▶ [Your task]:
Scan the data below. Pull out each line where "Dependencia" occurs.
━━━━━━━━
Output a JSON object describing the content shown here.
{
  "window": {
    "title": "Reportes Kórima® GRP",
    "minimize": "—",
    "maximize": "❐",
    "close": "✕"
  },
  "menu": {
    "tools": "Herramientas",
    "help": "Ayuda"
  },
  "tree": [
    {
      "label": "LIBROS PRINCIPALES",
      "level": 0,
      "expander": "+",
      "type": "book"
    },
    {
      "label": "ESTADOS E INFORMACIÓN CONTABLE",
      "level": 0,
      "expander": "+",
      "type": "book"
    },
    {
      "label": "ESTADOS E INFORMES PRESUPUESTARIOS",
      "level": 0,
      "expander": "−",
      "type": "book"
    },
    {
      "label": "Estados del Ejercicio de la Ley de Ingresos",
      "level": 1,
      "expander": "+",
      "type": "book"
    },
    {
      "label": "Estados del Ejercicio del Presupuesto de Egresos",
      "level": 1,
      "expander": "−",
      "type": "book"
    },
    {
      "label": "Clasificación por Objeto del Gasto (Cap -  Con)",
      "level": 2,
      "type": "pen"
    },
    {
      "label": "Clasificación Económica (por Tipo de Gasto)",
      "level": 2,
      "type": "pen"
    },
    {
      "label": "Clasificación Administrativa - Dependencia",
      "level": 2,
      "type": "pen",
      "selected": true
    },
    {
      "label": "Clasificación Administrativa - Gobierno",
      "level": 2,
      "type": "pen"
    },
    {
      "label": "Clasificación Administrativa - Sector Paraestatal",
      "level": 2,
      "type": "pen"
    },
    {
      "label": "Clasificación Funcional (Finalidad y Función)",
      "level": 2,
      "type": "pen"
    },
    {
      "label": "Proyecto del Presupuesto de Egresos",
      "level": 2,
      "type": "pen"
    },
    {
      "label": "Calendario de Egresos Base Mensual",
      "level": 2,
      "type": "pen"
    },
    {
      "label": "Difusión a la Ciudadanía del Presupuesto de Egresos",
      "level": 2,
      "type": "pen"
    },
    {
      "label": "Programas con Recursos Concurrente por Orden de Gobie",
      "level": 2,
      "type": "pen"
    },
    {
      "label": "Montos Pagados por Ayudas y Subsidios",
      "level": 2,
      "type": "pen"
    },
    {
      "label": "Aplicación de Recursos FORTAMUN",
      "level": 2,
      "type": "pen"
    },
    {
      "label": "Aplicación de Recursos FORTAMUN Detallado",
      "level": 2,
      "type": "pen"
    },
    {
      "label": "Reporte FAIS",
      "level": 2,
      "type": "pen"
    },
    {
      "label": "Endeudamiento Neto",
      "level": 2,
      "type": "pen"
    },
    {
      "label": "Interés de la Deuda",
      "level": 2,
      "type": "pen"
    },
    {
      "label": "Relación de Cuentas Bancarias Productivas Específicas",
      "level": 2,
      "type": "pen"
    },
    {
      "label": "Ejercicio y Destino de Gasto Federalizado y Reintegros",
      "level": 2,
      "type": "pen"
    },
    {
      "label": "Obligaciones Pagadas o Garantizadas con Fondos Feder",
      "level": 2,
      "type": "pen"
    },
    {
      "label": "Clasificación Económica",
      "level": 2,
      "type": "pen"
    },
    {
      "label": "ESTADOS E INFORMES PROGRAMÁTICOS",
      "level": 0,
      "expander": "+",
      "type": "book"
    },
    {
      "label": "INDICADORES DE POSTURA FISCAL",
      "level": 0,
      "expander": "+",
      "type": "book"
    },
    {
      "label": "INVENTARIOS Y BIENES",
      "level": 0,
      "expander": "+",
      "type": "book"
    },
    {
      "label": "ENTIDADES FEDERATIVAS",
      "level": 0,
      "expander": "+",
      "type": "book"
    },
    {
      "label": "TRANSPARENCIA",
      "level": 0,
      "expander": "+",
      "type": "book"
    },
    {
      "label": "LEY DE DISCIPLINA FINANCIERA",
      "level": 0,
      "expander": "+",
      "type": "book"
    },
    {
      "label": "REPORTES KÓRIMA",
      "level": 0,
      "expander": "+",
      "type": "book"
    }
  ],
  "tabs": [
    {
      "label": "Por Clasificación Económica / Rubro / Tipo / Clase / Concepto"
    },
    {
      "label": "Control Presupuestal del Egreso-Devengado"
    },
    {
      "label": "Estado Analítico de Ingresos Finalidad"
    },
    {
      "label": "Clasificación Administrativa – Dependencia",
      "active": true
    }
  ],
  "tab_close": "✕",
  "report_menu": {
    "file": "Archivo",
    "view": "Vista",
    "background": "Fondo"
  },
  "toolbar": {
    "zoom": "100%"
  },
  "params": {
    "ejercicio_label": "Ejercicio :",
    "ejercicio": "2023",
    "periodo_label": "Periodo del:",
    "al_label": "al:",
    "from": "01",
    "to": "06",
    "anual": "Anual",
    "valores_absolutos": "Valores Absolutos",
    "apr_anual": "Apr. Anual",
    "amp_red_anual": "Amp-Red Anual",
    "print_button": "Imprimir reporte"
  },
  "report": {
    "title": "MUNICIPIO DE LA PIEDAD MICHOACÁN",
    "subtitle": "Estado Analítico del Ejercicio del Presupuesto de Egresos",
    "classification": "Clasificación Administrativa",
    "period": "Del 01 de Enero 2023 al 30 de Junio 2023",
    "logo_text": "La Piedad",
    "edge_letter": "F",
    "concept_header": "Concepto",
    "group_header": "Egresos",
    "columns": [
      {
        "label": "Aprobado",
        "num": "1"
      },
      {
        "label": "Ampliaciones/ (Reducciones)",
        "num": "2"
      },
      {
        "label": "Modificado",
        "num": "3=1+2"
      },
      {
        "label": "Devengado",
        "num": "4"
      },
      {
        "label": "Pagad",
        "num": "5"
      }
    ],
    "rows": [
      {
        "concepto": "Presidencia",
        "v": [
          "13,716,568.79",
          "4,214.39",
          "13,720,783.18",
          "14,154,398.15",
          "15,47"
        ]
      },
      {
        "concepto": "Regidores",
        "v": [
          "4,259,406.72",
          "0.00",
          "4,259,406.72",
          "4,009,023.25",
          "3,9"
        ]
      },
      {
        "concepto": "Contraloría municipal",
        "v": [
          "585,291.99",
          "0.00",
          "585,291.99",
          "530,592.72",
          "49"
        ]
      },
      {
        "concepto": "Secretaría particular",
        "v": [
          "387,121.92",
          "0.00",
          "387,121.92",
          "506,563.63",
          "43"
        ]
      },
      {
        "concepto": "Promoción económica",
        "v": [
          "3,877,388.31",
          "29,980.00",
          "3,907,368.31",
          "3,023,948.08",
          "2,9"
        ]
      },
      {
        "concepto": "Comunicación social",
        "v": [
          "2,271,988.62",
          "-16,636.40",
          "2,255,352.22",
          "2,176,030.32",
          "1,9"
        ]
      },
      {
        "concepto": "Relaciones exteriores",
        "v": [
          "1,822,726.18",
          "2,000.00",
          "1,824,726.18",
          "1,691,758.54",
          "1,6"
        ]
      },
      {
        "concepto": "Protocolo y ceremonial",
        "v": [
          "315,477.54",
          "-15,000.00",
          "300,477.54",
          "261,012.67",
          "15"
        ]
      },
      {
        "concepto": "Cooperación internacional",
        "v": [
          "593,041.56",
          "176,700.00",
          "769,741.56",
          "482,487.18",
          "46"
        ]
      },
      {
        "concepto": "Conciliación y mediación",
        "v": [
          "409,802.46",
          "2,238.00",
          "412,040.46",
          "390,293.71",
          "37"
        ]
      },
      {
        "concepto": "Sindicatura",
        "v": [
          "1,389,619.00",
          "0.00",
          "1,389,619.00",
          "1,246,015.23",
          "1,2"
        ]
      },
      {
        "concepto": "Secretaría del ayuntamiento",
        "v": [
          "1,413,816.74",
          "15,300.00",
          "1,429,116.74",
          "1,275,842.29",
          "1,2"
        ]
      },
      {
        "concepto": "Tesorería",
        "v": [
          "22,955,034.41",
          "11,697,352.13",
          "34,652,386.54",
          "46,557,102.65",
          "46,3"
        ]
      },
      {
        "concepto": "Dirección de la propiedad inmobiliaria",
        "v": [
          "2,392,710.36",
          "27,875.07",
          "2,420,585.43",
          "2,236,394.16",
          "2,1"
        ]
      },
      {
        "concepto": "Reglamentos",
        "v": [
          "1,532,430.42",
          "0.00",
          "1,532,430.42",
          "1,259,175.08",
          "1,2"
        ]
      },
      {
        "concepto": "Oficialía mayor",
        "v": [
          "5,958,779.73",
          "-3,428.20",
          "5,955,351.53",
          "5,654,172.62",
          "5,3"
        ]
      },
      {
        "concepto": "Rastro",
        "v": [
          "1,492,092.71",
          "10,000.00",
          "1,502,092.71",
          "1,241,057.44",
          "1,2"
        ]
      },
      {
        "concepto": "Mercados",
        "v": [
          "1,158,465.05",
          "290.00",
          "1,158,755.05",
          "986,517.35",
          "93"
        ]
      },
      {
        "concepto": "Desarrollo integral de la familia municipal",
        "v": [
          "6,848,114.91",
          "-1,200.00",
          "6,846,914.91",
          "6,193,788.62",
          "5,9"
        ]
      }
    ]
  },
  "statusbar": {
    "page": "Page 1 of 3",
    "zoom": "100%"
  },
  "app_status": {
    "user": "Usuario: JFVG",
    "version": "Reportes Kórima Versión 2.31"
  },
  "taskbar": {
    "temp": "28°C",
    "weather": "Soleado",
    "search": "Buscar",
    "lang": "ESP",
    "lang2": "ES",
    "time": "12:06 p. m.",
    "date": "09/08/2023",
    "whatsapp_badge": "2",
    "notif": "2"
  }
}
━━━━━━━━
▶ [Answer]:
      "label": "Clasificación Administrativa - Dependencia",
      "label": "Clasificación Administrativa – Dependencia",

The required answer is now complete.